The High Cost of Electric Cars: CNN Money
Real advances in the automobile industry don't happen overnight. If you need any proof of that, just look at how long it has taken car makers to come up with an affordable gas-electric hybrid.
In 2009 the Boston Consulting Group, a management consulting firm, issued a report stating that the cost savings in fuel for hybrid and electric vehicles wouldn't be nearly enough to provide consumer incentive without some sort of significant government assistance to car makers and/or consumers. CNN Money picked up on the story and, a year later, the major points of the study are as relevant today as before:
Under what BCG calls the "most likely" scenario—where oil costs about $150 a barrel and governments enforce existing CO2 regulations—about 11 million hybrid and 3 million electric vehicles will be sold globally in 2020. Even then, hybrids would only make up 28 percent of vehicles sold in the world's biggest markets.

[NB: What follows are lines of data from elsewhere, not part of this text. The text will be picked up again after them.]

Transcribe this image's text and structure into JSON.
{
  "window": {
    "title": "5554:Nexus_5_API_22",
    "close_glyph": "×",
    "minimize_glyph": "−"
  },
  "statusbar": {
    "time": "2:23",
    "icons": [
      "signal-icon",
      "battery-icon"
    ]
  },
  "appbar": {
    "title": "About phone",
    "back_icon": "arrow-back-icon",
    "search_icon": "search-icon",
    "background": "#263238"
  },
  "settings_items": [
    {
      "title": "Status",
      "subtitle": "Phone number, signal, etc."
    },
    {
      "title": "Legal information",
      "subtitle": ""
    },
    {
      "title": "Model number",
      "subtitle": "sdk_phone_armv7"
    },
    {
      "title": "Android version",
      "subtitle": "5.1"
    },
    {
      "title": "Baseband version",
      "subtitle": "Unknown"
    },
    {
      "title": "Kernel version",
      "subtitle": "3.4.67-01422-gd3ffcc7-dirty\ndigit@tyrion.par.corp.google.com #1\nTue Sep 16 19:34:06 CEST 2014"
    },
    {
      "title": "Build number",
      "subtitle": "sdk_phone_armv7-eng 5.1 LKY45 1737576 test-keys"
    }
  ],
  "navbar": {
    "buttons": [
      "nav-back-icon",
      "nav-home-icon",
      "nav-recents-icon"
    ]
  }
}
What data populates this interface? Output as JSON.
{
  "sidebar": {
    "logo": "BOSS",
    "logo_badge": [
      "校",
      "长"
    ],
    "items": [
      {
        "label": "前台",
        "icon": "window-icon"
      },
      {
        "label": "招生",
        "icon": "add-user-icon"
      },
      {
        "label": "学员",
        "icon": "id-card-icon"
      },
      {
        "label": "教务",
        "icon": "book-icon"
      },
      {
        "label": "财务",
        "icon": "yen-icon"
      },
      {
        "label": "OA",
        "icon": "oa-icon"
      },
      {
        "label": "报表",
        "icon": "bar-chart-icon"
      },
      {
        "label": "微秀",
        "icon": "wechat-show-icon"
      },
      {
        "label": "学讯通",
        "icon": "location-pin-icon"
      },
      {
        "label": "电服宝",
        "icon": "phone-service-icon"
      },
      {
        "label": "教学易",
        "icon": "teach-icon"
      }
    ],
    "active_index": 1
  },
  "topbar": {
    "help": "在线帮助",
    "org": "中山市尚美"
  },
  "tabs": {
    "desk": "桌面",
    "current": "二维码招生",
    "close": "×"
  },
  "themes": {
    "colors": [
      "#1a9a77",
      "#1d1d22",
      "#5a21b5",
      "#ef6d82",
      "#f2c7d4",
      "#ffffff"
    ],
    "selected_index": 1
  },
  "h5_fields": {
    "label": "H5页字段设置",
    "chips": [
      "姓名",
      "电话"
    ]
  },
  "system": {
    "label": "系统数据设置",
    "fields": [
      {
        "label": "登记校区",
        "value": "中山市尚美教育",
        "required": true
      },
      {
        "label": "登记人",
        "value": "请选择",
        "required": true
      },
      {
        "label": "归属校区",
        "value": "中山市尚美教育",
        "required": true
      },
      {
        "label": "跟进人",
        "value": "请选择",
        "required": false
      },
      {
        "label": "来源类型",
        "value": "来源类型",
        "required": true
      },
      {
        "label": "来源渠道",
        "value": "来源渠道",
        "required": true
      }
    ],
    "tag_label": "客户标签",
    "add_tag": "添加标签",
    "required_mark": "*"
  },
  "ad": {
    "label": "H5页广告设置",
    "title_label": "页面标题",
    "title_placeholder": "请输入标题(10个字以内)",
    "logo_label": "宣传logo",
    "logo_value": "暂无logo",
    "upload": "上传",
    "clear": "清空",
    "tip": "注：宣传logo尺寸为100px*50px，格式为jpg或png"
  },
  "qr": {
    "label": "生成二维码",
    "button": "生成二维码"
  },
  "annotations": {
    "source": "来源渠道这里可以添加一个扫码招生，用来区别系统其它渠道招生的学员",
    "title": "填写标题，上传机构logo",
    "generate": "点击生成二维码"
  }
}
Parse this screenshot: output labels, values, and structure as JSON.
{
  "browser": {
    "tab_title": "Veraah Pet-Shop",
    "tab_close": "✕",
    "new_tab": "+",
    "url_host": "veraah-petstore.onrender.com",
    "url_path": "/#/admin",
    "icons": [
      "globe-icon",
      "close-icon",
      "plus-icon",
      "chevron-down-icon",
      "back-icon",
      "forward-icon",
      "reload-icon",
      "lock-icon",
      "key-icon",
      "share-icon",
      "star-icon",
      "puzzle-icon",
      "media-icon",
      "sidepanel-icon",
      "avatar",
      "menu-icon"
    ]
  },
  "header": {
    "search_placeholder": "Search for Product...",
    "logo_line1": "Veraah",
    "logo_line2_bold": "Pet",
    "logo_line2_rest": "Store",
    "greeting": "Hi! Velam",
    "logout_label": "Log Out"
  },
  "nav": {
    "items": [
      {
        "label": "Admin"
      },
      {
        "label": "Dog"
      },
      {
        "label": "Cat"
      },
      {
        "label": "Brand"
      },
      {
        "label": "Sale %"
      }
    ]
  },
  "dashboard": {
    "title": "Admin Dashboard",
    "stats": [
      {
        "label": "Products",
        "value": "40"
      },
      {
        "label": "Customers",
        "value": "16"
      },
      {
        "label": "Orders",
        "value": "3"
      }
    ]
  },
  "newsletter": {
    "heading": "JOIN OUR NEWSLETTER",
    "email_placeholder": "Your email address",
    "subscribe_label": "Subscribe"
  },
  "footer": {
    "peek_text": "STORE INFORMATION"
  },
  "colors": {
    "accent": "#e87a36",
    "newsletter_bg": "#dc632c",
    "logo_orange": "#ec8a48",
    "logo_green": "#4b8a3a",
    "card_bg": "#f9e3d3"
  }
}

Despite that meager level of market penetration will require governments in Europe to spend about $70 billion in industry support, either in tax breaks or subsidies. (And that doesn't include the construction necessary to build a nationwide infrastructure of fuel stations, electricity generators, etc.)
Today, a hybrid vehicle costs about $7,000 more to produce than a similar non-hybrid. That cost is expected to only fall to $4,000—less than half—by 2020.
Partly or fully-electric cars can achieve much greater efficiency, but at much higher costs. For every percentage-point-decease in C02, a hybrid or electric car would cost about $140 to $280 more to produce.
Plug-in vehicles of various types present greater cost challenges because of they need expensive batteries. By 2020, when battery costs will have likely fallen, a battery for an electric car with an 80-mile range will still cost about $14,000.
Click here to read the CNN Money article in its entirety.